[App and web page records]
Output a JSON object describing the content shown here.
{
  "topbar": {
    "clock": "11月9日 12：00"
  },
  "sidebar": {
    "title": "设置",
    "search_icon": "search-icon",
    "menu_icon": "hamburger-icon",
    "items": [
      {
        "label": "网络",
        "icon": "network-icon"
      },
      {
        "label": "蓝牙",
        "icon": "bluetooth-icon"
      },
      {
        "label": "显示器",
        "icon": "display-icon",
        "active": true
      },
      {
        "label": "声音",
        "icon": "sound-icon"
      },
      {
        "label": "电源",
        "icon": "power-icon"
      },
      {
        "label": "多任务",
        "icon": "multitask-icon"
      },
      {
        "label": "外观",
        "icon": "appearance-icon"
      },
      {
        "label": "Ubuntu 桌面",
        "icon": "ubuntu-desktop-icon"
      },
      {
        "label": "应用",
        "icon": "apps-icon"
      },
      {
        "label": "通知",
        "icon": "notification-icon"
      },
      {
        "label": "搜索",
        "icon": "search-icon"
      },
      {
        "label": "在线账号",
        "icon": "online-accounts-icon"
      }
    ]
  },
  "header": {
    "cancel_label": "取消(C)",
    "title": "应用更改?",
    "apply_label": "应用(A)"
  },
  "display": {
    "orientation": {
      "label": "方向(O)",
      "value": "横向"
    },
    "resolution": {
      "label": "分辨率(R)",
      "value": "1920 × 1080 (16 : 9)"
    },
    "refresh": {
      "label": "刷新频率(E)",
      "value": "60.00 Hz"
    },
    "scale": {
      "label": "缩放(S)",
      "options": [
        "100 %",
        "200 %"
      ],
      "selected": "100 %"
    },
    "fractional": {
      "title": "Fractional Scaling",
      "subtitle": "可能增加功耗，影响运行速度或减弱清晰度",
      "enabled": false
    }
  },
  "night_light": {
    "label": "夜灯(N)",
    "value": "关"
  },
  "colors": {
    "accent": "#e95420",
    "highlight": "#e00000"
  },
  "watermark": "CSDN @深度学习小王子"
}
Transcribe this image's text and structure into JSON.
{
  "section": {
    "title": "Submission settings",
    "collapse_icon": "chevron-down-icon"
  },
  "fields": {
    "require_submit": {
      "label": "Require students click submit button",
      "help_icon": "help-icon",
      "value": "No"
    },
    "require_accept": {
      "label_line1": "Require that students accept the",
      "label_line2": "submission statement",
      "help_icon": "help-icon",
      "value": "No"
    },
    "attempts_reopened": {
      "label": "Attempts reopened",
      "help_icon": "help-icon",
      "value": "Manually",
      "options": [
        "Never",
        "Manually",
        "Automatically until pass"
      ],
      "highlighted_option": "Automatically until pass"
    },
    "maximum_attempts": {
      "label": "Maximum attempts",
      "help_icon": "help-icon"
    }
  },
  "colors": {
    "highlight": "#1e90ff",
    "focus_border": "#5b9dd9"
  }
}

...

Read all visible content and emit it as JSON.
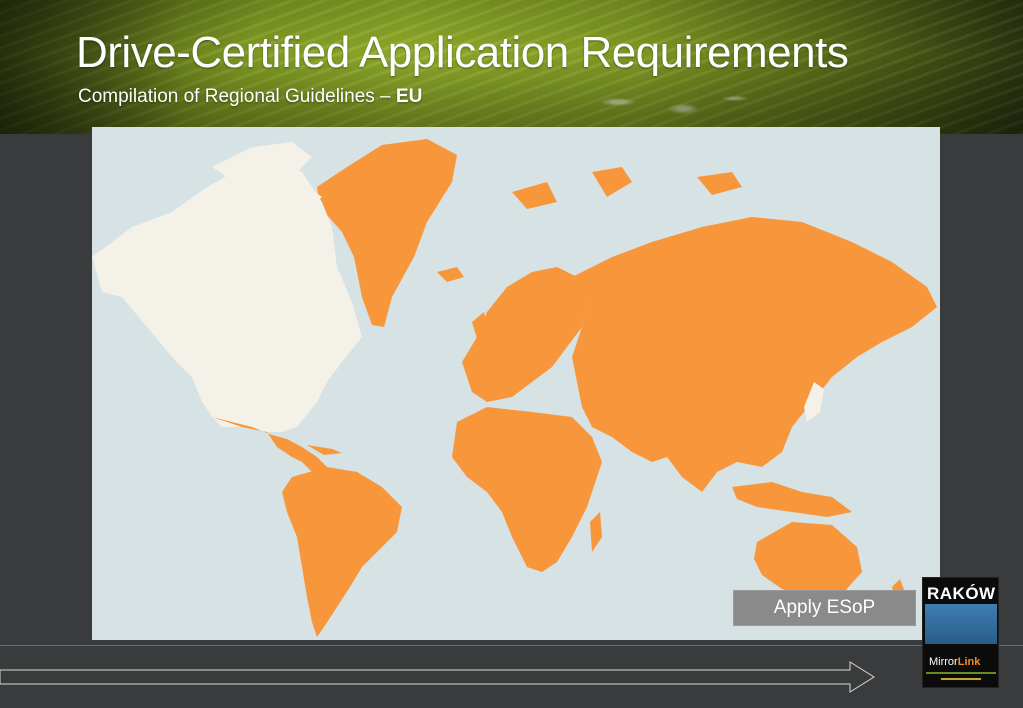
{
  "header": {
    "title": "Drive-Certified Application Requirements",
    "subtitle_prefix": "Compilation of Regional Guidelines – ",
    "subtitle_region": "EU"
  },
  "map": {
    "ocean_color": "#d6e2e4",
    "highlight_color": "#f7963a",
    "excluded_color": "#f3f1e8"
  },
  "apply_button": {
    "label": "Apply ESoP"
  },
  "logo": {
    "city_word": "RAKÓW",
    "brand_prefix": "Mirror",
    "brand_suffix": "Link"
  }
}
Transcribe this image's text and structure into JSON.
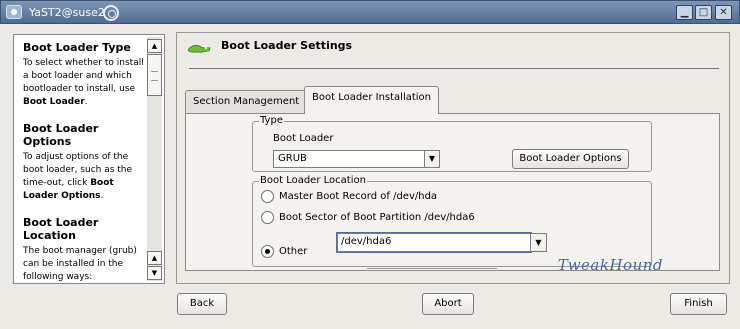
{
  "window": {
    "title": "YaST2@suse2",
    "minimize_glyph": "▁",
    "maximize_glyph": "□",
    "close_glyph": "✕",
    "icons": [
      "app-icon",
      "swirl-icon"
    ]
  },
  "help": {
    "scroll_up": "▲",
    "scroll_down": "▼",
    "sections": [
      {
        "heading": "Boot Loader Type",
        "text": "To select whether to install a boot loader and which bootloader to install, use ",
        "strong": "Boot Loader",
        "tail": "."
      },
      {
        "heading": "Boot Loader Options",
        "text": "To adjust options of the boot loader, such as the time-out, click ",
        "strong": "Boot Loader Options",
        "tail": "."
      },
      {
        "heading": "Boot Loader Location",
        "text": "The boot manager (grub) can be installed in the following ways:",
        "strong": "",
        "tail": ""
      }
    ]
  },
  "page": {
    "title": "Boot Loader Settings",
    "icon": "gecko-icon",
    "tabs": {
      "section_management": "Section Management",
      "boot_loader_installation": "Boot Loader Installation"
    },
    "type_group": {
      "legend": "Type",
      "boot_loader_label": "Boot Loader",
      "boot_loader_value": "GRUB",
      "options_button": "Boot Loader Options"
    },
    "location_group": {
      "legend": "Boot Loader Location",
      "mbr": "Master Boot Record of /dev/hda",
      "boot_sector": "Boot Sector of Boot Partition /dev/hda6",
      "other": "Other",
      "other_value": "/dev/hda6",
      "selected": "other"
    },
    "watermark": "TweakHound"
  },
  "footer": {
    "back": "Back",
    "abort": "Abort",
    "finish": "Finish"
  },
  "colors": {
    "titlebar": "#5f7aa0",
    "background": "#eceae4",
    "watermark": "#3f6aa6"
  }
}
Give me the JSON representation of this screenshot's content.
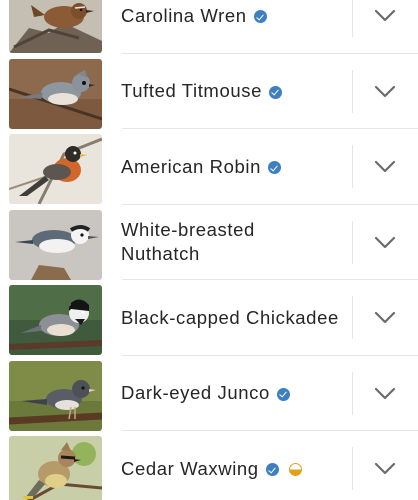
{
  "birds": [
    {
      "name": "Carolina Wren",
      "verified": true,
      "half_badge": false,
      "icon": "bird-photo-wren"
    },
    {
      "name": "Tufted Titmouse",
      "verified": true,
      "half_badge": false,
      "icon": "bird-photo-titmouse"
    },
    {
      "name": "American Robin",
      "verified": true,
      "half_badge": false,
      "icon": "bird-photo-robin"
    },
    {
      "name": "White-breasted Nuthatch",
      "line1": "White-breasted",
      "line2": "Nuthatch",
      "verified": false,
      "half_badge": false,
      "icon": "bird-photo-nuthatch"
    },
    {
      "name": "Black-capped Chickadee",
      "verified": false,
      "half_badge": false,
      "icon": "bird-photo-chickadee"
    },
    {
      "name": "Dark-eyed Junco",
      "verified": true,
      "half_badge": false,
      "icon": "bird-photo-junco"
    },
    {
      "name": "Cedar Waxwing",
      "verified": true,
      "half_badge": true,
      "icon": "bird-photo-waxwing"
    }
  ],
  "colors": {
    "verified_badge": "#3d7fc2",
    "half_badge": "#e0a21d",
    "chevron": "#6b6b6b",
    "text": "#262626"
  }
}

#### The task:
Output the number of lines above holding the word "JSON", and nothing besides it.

#### Output of the exercise:
5